Scan the entries line by line and return those with "will".

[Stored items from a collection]
=== Begin Enclosure ===

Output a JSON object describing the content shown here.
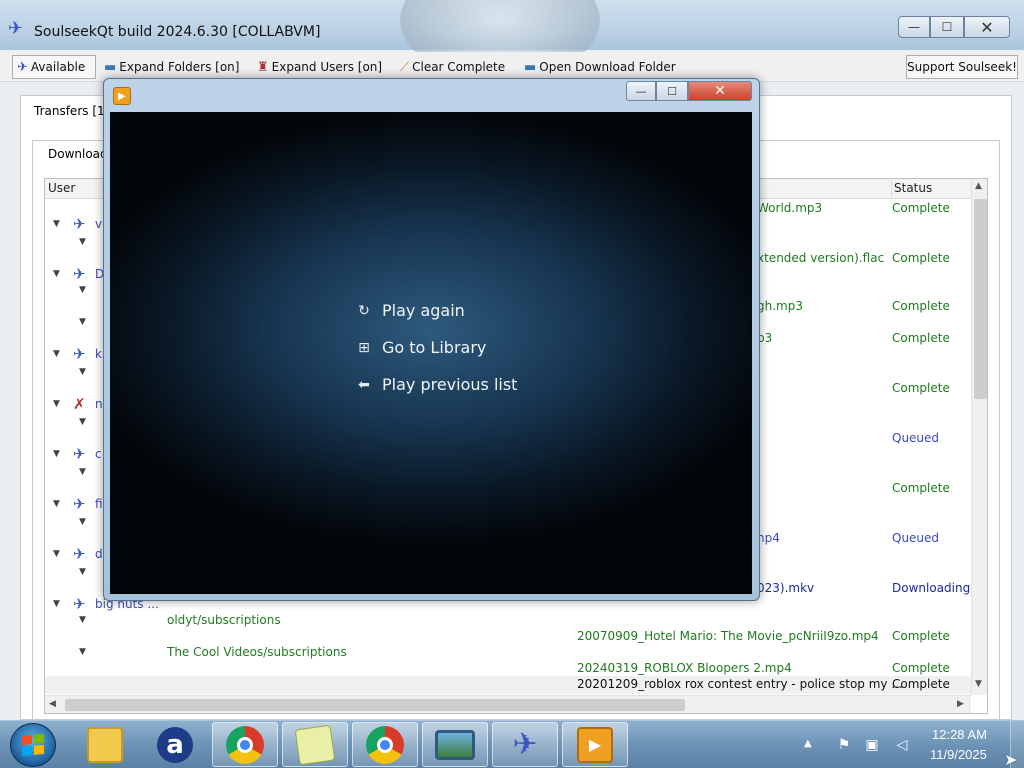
{
  "window": {
    "title": "SoulseekQt build 2024.6.30 [COLLABVM]",
    "min_glyph": "—",
    "max_glyph": "☐",
    "close_glyph": "✕"
  },
  "toolbar": {
    "available": "Available",
    "expand_folders": "Expand Folders [on]",
    "expand_users": "Expand Users [on]",
    "clear_complete": "Clear Complete",
    "open_download_folder": "Open Download Folder",
    "support": "Support Soulseek!"
  },
  "tabs": {
    "transfers": "Transfers [1",
    "downloads": "Download"
  },
  "list": {
    "headers": {
      "user": "User",
      "status": "Status"
    },
    "users": [
      {
        "name": "v"
      },
      {
        "name": "D"
      },
      {
        "name": "k"
      },
      {
        "name": "n"
      },
      {
        "name": "c"
      },
      {
        "name": "fi"
      },
      {
        "name": "d"
      },
      {
        "name": "big nuts ..."
      }
    ],
    "folders": [
      "oldyt/subscriptions",
      "The Cool Videos/subscriptions"
    ],
    "files": [
      {
        "file": "World.mp3",
        "status": "Complete"
      },
      {
        "file": "xtended version).flac",
        "status": "Complete"
      },
      {
        "file": "gh.mp3",
        "status": "Complete"
      },
      {
        "file": "p3",
        "status": "Complete"
      },
      {
        "file": "",
        "status": "Complete"
      },
      {
        "file": "",
        "status": "Queued"
      },
      {
        "file": "",
        "status": "Complete"
      },
      {
        "file": "np4",
        "status": "Queued"
      },
      {
        "file": "023).mkv",
        "status": "Downloading"
      },
      {
        "file": "20070909_Hotel Mario: The Movie_pcNriiI9zo.mp4",
        "status": "Complete"
      },
      {
        "file": "20240319_ROBLOX Bloopers 2.mp4",
        "status": "Complete"
      },
      {
        "file": "20201209_roblox rox contest entry - police stop my ...",
        "status": "Complete"
      }
    ]
  },
  "player": {
    "menu": [
      {
        "icon": "replay-icon",
        "label": "Play again"
      },
      {
        "icon": "library-icon",
        "label": "Go to Library"
      },
      {
        "icon": "back-arrow-icon",
        "label": "Play previous list"
      }
    ]
  },
  "taskbar": {
    "time": "12:28 AM",
    "date": "11/9/2025"
  },
  "colors": {
    "complete": "#1f7a1f",
    "queued": "#3a4ab8",
    "downloading": "#1a2a9c"
  }
}
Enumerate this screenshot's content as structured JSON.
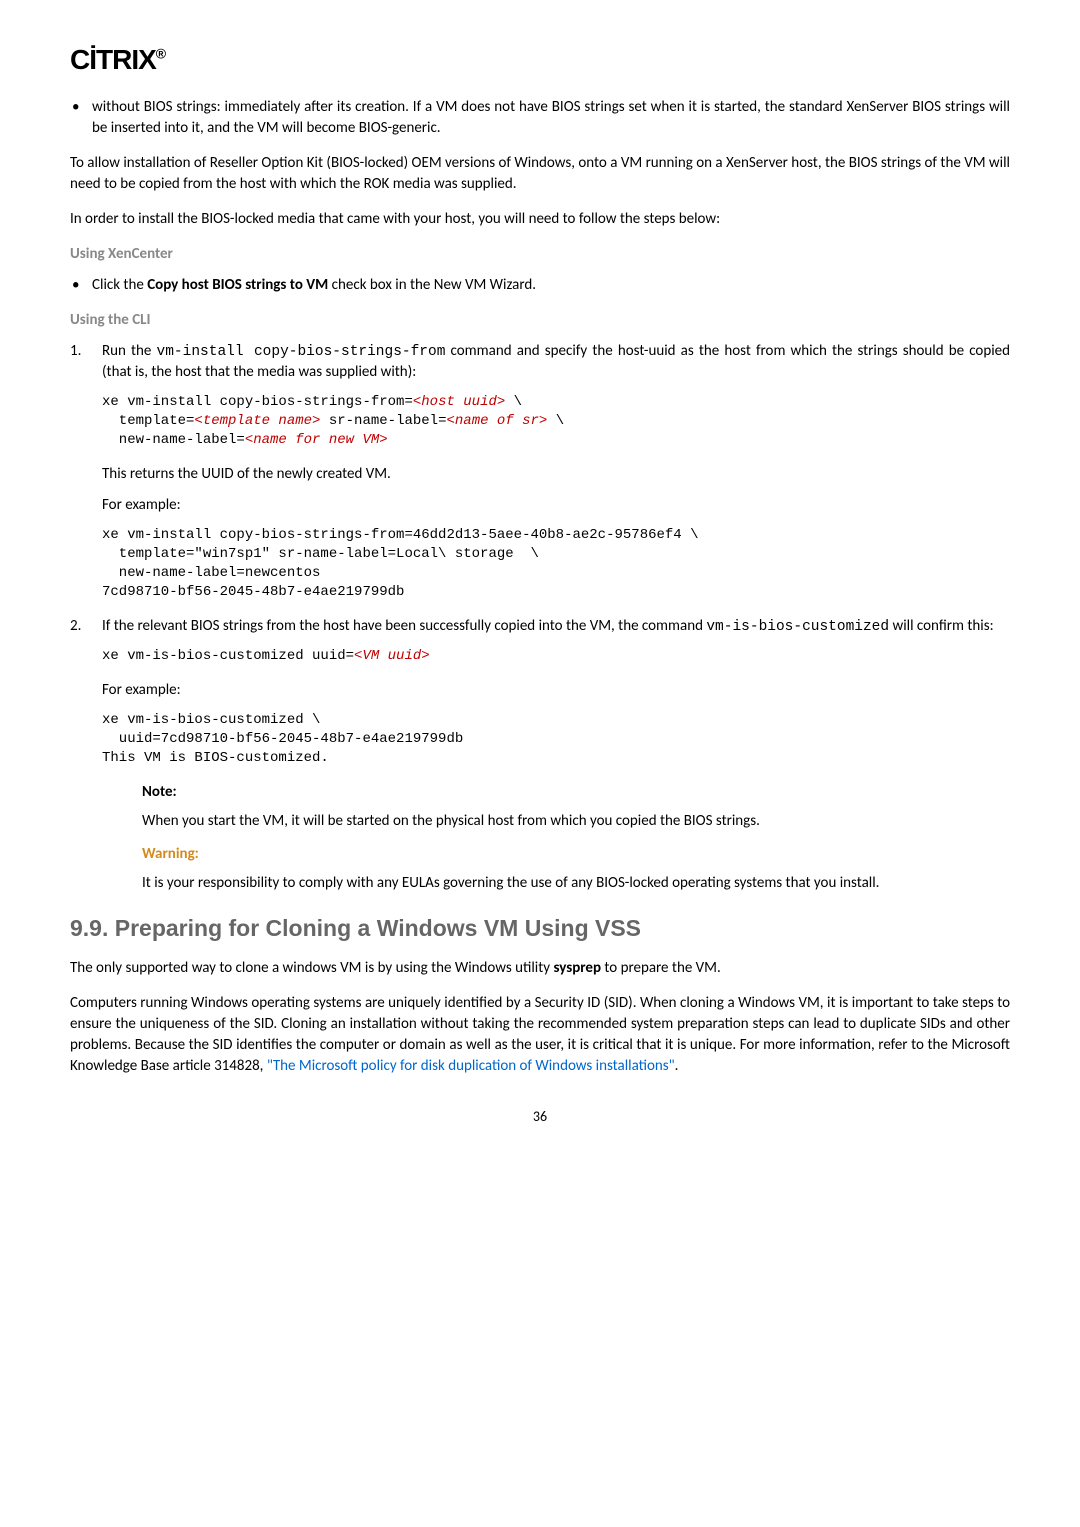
{
  "logo": "CİTRIX",
  "bullet1": "without BIOS strings: immediately after its creation. If a VM does not have BIOS strings set when it is started, the standard XenServer BIOS strings will be inserted into it, and the VM will become BIOS-generic.",
  "para1": "To allow installation of Reseller Option Kit (BIOS-locked) OEM versions of Windows, onto a VM running on a XenServer host, the BIOS strings of the VM will need to be copied from the host with which the ROK media was supplied.",
  "para2": "In order to install the BIOS-locked media that came with your host, you will need to follow the steps below:",
  "sub1": "Using XenCenter",
  "bullet2_pre": "Click the ",
  "bullet2_bold": "Copy host BIOS strings to VM",
  "bullet2_post": " check box in the New VM Wizard.",
  "sub2": "Using the CLI",
  "step1_pre": "Run the ",
  "step1_cmd": "vm-install copy-bios-strings-from",
  "step1_post": " command and specify the host-uuid as the host from which the strings should be copied (that is, the host that the media was supplied with):",
  "code1_a": "xe vm-install copy-bios-strings-from=",
  "code1_ph1": "<host uuid>",
  "code1_b": " \\\n  template=",
  "code1_ph2": "<template name>",
  "code1_c": " sr-name-label=",
  "code1_ph3": "<name of sr>",
  "code1_d": " \\\n  new-name-label=",
  "code1_ph4": "<name for new VM>",
  "step1_ret": "This returns the UUID of the newly created VM.",
  "step1_eg": "For example:",
  "code2": "xe vm-install copy-bios-strings-from=46dd2d13-5aee-40b8-ae2c-95786ef4 \\\n  template=\"win7sp1\" sr-name-label=Local\\ storage  \\\n  new-name-label=newcentos\n7cd98710-bf56-2045-48b7-e4ae219799db",
  "step2_pre": "If the relevant BIOS strings from the host have been successfully copied into the VM, the command ",
  "step2_cmd": "vm-is-bios-customized",
  "step2_post": " will confirm this:",
  "code3_a": "xe vm-is-bios-customized uuid=",
  "code3_ph": "<VM uuid>",
  "step2_eg": "For example:",
  "code4": "xe vm-is-bios-customized \\\n  uuid=7cd98710-bf56-2045-48b7-e4ae219799db\nThis VM is BIOS-customized.",
  "note_label": "Note:",
  "note_body": "When you start the VM, it will be started on the physical host from which you copied the BIOS strings.",
  "warn_label": "Warning:",
  "warn_body": "It is your responsibility to comply with any EULAs governing the use of any BIOS-locked operating systems that you install.",
  "h2": "9.9. Preparing for Cloning a Windows VM Using VSS",
  "clonepara1_pre": "The only supported way to clone a windows VM is by using the Windows utility ",
  "clonepara1_bold": "sysprep",
  "clonepara1_post": " to prepare the VM.",
  "clonepara2_pre": "Computers running Windows operating systems are uniquely identified by a Security ID (SID). When cloning a Windows VM, it is important to take steps to ensure the uniqueness of the SID. Cloning an installation without taking the recommended system preparation steps can lead to duplicate SIDs and other problems. Because the SID identifies the computer or domain as well as the user, it is critical that it is unique. For more information, refer to the Microsoft Knowledge Base article 314828, ",
  "clonepara2_link": "\"The Microsoft policy for disk duplication of Windows installations\"",
  "clonepara2_post": ".",
  "pagenum": "36"
}
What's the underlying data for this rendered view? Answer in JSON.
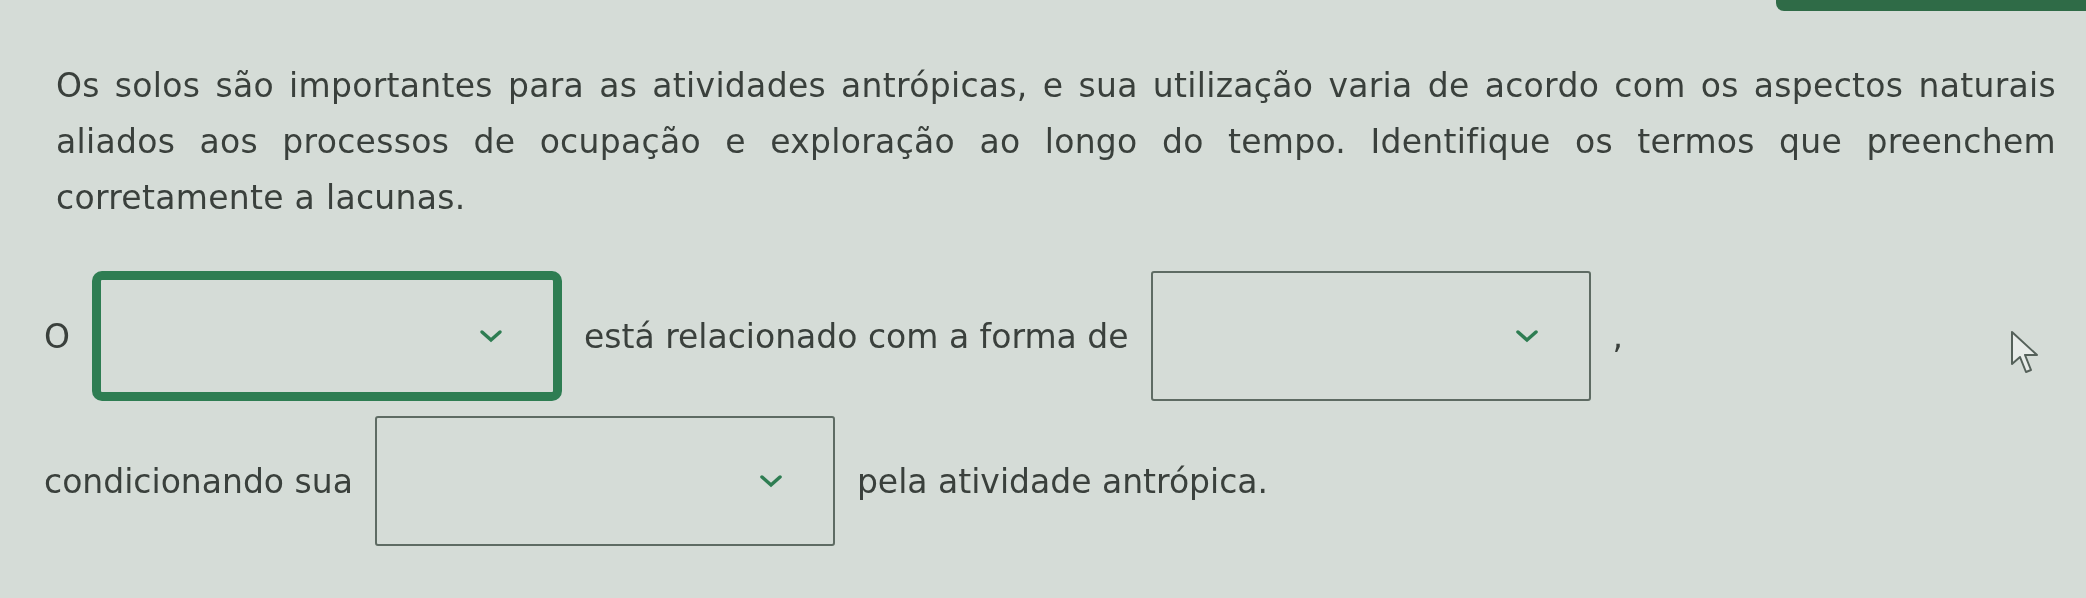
{
  "question": "Os solos são importantes para as atividades antrópicas, e sua utilização varia de acordo com os aspectos naturais aliados aos processos de ocupação e exploração ao longo do tempo. Identifique os termos que preenchem corretamente a lacunas.",
  "lines": [
    {
      "segments": [
        {
          "kind": "text",
          "text": "O"
        },
        {
          "kind": "dropdown",
          "focused": true
        },
        {
          "kind": "text",
          "text": "está relacionado com a forma de"
        },
        {
          "kind": "dropdown",
          "focused": false
        },
        {
          "kind": "text",
          "text": ","
        }
      ]
    },
    {
      "segments": [
        {
          "kind": "text",
          "text": "condicionando sua"
        },
        {
          "kind": "dropdown",
          "focused": false
        },
        {
          "kind": "text",
          "text": "pela atividade antrópica."
        }
      ]
    }
  ]
}
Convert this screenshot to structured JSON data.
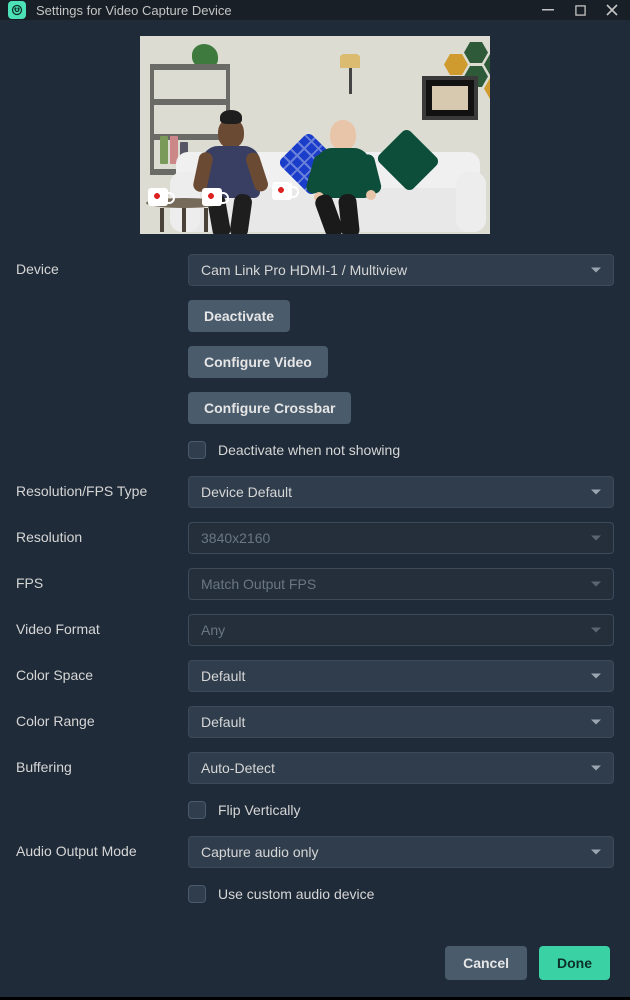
{
  "titlebar": {
    "title": "Settings for Video Capture Device"
  },
  "labels": {
    "device": "Device",
    "resolution_fps_type": "Resolution/FPS Type",
    "resolution": "Resolution",
    "fps": "FPS",
    "video_format": "Video Format",
    "color_space": "Color Space",
    "color_range": "Color Range",
    "buffering": "Buffering",
    "audio_output_mode": "Audio Output Mode"
  },
  "values": {
    "device": "Cam Link Pro HDMI-1 / Multiview",
    "resolution_fps_type": "Device Default",
    "resolution": "3840x2160",
    "fps": "Match Output FPS",
    "video_format": "Any",
    "color_space": "Default",
    "color_range": "Default",
    "buffering": "Auto-Detect",
    "audio_output_mode": "Capture audio only"
  },
  "buttons": {
    "deactivate": "Deactivate",
    "configure_video": "Configure Video",
    "configure_crossbar": "Configure Crossbar",
    "cancel": "Cancel",
    "done": "Done"
  },
  "checkboxes": {
    "deactivate_when_not_showing": "Deactivate when not showing",
    "flip_vertically": "Flip Vertically",
    "use_custom_audio_device": "Use custom audio device"
  }
}
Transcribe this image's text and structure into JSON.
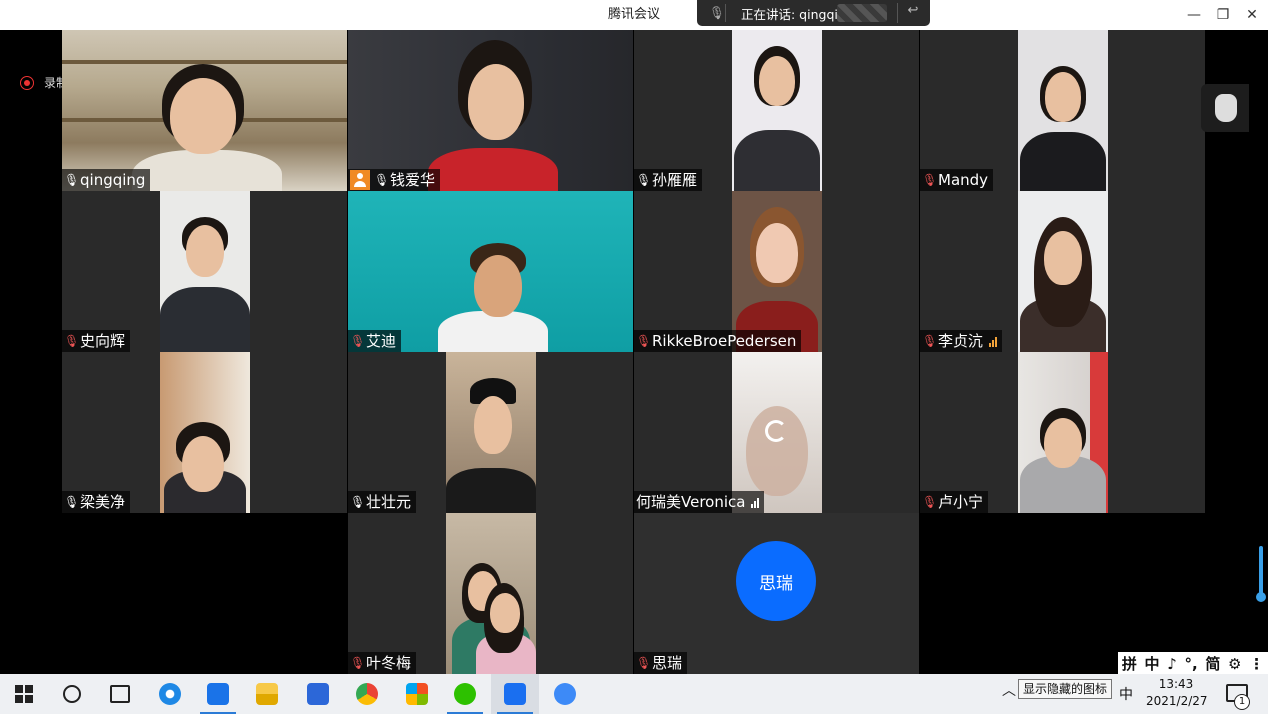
{
  "window": {
    "title": "腾讯会议",
    "speaking_label": "正在讲话: qingqing;",
    "minimize": "—",
    "maximize": "❐",
    "close": "✕"
  },
  "recording": {
    "label": "录制中"
  },
  "participants": [
    {
      "name": "qingqing",
      "mic": "on"
    },
    {
      "name": "钱爱华",
      "mic": "on"
    },
    {
      "name": "孙雁雁",
      "mic": "on"
    },
    {
      "name": "Mandy",
      "mic": "off"
    },
    {
      "name": "史向辉",
      "mic": "off"
    },
    {
      "name": "艾迪",
      "mic": "off"
    },
    {
      "name": "RikkeBroePedersen",
      "mic": "off"
    },
    {
      "name": "李贞沆",
      "mic": "off"
    },
    {
      "name": "梁美净",
      "mic": "on"
    },
    {
      "name": "壮壮元",
      "mic": "on"
    },
    {
      "name": "何瑞美Veronica",
      "mic": "none"
    },
    {
      "name": "卢小宁",
      "mic": "off"
    },
    {
      "name": "叶冬梅",
      "mic": "off"
    },
    {
      "name": "思瑞",
      "mic": "off",
      "avatar_text": "思瑞"
    }
  ],
  "ime_bar": {
    "items": [
      "拼",
      "中",
      "♪",
      "°,",
      "简",
      "⚙",
      "⋮"
    ]
  },
  "taskbar": {
    "apps": [
      "start",
      "search",
      "task-view",
      "ie",
      "app-blue",
      "file-explorer",
      "wps",
      "chrome",
      "windows-store",
      "wechat",
      "tencent-meeting",
      "feishu"
    ],
    "tooltip": "显示隐藏的图标",
    "ime_lang": "中",
    "time": "13:43",
    "date": "2021/2/27",
    "notification_count": "1"
  },
  "colors": {
    "accent_blue": "#0a6cff",
    "active_speaker": "#19c37d",
    "mic_muted": "#e55555"
  }
}
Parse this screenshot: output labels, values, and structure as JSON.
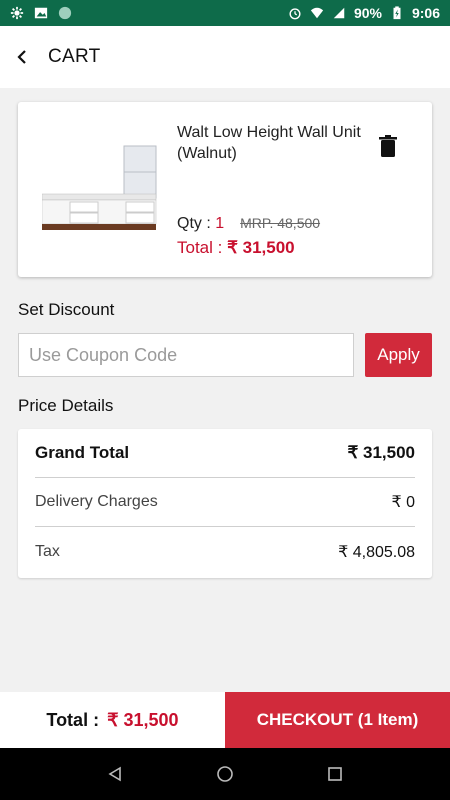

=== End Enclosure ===

§ Solved exercise:
  "bullet1": "without BIOS strings: immediately after its creation. If a VM does not have BIOS strings set when it is started, the standard XenServer BIOS strings will be inserted into it, and the VM will become BIOS-generic.",
  "para1": "To allow installation of Reseller Option Kit (BIOS-locked) OEM versions of Windows, onto a VM running on a XenServer host, the BIOS strings of the VM will need to be copied from the host with which the ROK media was supplied.",
  "para2": "In order to install the BIOS-locked media that came with your host, you will need to follow the steps below:",
  "step2_post": " will confirm this:",
  "note_body": "When you start the VM, it will be started on the physical host from which you copied the BIOS strings.",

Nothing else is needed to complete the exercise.